Some historians claim that the term Palestine was entirely forgotten by local Arabs in the Ottoman Period and was only brought back to the by Arab Christians who were in touch with Europe.
But there are several leading Palestinian Muslim jurists and writers who used the term Filastin to refer to the country, such as Khari al Din al Ramli and Mujir al Din al Ulaymi.
Also the writer Salih ibn Ahmad al Tumurtashi writes in the 17th century a book called: The complete knowledge and remembering the holy land and its boundaries and remembering the land of Palestine and its boundaries and Al Sham.
He used the terms Filastin, the land of Palestine, the people of Palestine, the boundaries of Palestine and the memory of Palestine, to describe his own country.
In the 19th century we see that more and more pilgrims come from Europe to visit the Holy Land and the maps and travel books that date from that time use the terms holy land, terra sancta and Palestine interchangeably. For example Thomas Wright's book : Early Travels in Palestine, about early pilgrims that went to Palestine. And Leslie Porter's Handbook for Travelers in Syria and Palestine. And there are many more, but I won't bore you with that, you can read all of that in detail in the book of Nur Masalha.
But not only the Christian pilgrims, even the Jewish Zionists used the term Palestine when they made the famous poster dating from the year 1936 on which you see a view of the old city of Jerusalem with the Dome of the Rock and the text in big font : Visit Palestine
In the British Mandate period the name Palestine was very common, they actually called it the British Mandate of Palestine.
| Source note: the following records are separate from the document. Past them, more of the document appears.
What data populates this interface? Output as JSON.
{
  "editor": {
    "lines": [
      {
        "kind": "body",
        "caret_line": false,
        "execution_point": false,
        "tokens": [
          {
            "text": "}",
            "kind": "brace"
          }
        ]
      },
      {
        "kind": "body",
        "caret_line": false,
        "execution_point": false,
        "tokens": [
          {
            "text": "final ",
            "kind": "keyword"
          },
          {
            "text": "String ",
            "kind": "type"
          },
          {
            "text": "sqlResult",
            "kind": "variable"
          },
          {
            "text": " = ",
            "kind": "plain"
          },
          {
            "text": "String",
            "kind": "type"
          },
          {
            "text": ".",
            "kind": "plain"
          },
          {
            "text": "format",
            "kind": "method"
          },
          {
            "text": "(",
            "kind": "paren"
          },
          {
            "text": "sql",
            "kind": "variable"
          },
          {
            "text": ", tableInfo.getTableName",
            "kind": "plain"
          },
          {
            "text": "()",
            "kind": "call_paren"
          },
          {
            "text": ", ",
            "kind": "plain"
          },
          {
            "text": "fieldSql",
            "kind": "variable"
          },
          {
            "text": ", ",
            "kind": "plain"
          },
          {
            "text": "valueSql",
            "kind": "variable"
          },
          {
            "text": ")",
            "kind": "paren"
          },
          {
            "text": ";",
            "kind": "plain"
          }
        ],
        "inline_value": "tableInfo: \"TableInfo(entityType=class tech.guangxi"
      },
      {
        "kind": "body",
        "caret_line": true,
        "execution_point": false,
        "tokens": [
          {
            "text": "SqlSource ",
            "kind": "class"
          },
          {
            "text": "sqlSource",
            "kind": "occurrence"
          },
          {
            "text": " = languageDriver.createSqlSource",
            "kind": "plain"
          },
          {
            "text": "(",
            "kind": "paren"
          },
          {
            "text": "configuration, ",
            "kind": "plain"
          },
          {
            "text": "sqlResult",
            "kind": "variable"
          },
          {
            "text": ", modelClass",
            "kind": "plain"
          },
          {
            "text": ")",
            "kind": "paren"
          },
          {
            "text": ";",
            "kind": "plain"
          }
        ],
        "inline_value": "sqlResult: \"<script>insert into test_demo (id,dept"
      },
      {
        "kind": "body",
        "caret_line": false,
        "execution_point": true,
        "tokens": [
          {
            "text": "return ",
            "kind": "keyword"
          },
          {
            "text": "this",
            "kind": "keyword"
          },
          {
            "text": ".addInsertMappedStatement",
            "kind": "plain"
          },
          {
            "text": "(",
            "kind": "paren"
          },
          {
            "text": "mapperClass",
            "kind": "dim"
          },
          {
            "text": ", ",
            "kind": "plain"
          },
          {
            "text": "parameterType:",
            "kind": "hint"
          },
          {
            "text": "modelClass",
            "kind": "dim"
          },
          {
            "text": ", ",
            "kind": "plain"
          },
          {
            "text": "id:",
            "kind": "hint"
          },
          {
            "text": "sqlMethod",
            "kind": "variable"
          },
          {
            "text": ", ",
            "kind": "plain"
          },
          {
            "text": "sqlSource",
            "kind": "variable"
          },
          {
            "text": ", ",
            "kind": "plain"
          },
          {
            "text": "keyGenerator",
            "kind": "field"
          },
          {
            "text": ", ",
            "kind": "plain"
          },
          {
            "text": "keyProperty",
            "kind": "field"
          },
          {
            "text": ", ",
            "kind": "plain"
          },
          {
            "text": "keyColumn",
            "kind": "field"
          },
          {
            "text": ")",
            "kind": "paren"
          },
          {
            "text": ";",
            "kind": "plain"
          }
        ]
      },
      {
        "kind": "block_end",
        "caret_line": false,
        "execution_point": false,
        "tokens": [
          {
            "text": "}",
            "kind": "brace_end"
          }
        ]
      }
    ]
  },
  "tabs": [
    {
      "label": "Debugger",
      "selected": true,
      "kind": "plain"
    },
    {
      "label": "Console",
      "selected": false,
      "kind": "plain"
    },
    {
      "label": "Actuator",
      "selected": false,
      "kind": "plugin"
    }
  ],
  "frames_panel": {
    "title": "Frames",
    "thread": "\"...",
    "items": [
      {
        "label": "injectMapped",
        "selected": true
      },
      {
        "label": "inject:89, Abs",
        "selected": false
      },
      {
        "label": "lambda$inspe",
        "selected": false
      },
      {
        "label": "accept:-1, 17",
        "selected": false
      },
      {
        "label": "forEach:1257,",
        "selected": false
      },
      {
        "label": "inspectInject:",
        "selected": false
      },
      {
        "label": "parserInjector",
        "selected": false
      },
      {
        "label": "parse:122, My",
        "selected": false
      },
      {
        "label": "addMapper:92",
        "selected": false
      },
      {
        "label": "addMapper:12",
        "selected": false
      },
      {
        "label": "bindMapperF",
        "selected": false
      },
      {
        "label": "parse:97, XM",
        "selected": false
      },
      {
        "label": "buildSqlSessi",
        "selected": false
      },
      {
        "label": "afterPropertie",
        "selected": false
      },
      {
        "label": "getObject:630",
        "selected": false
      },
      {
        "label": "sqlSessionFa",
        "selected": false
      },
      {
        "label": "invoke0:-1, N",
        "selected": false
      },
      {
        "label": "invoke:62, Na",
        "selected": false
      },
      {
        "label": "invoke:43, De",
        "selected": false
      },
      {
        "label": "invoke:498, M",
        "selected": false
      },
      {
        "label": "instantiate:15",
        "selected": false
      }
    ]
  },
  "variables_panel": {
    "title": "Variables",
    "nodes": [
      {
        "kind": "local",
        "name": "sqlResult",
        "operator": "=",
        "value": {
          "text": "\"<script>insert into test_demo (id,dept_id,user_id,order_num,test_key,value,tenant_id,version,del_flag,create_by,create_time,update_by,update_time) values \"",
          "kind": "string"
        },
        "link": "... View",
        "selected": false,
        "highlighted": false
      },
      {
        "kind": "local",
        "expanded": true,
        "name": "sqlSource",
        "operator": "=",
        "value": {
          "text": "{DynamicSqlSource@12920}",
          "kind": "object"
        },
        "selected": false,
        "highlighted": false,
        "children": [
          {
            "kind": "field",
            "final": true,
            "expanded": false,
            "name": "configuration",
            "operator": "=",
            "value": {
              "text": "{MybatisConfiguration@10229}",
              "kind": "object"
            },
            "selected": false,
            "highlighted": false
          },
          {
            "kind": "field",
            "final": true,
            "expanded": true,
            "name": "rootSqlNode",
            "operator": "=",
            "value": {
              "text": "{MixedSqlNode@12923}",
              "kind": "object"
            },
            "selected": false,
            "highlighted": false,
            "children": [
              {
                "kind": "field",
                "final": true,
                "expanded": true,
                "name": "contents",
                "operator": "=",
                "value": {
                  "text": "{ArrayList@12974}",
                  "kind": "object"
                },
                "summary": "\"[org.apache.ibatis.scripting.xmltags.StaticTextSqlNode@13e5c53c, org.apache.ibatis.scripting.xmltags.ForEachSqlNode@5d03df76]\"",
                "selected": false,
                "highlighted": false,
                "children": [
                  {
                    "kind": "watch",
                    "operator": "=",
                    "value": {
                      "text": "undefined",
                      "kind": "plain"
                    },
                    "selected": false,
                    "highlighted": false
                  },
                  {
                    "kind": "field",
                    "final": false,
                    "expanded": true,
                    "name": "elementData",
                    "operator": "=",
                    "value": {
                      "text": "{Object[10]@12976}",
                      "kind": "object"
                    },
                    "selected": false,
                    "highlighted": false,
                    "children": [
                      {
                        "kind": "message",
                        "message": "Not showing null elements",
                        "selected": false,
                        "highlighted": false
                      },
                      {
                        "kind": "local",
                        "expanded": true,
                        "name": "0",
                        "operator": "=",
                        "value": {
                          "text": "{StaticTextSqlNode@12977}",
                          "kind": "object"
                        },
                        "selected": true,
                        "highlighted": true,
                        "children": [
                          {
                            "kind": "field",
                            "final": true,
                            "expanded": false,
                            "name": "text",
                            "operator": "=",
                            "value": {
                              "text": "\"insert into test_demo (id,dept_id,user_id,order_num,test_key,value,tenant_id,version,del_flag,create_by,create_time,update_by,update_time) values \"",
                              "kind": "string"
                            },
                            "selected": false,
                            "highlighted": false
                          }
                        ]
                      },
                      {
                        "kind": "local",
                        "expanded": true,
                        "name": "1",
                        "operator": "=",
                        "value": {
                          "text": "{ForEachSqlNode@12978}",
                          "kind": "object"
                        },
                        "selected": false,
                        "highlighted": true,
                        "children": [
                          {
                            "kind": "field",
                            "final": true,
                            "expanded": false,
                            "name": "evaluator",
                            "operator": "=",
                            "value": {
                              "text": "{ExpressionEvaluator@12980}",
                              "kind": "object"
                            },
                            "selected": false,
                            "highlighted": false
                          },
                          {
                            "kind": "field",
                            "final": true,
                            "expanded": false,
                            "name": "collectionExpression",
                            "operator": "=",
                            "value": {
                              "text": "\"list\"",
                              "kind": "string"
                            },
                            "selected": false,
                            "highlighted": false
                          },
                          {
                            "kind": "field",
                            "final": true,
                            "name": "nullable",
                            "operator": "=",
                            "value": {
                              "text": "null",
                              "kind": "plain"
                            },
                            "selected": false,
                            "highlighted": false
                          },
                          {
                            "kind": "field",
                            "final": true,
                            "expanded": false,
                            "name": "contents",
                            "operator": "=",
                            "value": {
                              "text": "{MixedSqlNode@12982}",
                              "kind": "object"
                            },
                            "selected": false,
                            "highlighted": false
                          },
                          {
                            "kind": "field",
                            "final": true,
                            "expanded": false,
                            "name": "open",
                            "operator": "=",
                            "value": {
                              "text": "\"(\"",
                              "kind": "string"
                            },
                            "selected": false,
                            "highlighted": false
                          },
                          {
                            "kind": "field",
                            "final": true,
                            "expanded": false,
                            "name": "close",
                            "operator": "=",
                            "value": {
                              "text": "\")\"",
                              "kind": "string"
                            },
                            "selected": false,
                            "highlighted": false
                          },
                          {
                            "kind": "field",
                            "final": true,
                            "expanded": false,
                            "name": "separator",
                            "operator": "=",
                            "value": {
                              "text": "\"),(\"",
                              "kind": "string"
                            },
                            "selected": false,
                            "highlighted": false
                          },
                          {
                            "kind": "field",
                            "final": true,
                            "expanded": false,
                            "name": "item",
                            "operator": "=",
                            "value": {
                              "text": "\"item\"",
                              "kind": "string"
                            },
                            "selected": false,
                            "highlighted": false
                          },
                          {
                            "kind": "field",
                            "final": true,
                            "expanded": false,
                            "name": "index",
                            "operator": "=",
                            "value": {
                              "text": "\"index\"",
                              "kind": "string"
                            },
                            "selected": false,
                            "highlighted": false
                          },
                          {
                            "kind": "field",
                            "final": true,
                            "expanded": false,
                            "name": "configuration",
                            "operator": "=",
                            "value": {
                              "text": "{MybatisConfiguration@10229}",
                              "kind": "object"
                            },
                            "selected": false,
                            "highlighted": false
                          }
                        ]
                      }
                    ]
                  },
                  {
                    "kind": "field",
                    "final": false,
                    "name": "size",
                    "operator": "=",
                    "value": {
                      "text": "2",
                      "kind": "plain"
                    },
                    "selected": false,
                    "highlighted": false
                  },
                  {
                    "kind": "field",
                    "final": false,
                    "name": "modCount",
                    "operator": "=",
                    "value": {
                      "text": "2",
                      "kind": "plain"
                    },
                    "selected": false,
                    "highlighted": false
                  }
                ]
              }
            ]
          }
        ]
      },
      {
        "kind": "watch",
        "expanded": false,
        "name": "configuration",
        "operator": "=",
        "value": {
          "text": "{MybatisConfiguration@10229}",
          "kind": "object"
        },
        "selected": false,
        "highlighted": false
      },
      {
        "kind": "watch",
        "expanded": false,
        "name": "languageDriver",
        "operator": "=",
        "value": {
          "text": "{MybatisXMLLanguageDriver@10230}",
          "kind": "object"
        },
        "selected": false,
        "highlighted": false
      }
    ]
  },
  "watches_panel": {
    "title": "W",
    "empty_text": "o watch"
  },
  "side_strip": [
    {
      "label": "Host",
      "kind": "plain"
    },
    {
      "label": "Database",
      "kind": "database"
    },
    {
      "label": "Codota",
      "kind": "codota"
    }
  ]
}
The Palestinians received a British issued passport with the word Palestine prominent on the cover. The name Palestine appeared on newspapers, on the local currency (the Palestinian pound) on posters for the Palestinian railways, on postcards and stamps and on telegrams from the Palestine posts, telegraphs and telephones company.
I could go on giving more examples, but I think by now it is clear that the name Palestine that originally started in the late bronze age with the root letters PLST and via Peleset, Philistia and Palaistine, has remained a common name used to describe the area that Palestinians, the inhabitants of the land, consider their homeland Palestine. These inhabitants have seen empires come and go, they have had different rulers, governors, they paid taxes to different administrations. And while the rulers came and went, the natives, the locals, kept working the land, producing food, producing artisan work, developing intellectually, having dreams and hopes and creating a common history, heritage and culture with habits, food tradition, dance, music, embroidery and many more aspects of their common identity.